[[ Information supplied open ]]

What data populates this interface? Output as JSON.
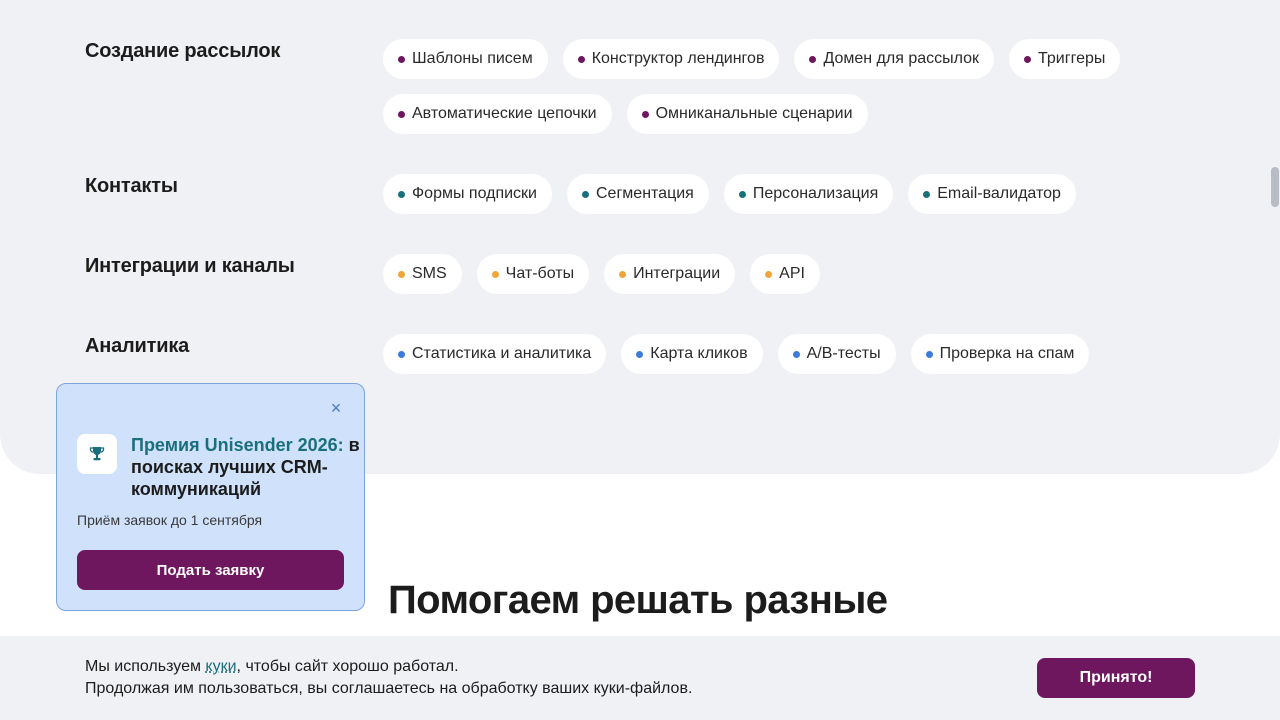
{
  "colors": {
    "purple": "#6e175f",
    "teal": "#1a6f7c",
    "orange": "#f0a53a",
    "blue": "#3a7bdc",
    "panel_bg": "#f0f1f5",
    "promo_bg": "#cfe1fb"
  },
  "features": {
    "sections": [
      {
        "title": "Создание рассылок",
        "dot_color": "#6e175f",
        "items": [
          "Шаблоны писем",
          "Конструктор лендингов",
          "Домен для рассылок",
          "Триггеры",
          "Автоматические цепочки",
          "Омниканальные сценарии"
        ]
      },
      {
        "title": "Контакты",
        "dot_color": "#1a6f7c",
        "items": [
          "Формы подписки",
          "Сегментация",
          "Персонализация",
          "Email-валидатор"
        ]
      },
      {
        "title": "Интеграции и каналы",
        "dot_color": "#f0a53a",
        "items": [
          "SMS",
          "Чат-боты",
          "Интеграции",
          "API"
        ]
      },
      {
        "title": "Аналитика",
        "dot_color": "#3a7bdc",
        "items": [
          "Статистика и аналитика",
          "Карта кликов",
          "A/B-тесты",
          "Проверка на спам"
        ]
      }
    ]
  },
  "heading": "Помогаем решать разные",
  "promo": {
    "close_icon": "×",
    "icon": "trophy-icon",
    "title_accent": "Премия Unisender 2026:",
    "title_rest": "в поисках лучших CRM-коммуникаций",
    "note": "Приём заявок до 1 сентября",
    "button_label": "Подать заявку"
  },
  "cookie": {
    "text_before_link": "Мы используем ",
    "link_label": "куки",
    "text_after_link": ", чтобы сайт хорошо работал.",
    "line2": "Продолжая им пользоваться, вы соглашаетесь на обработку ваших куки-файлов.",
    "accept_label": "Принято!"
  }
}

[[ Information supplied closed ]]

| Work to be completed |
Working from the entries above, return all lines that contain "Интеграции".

| Task response |
        "title": "Интеграции и каналы",
          "Интеграции",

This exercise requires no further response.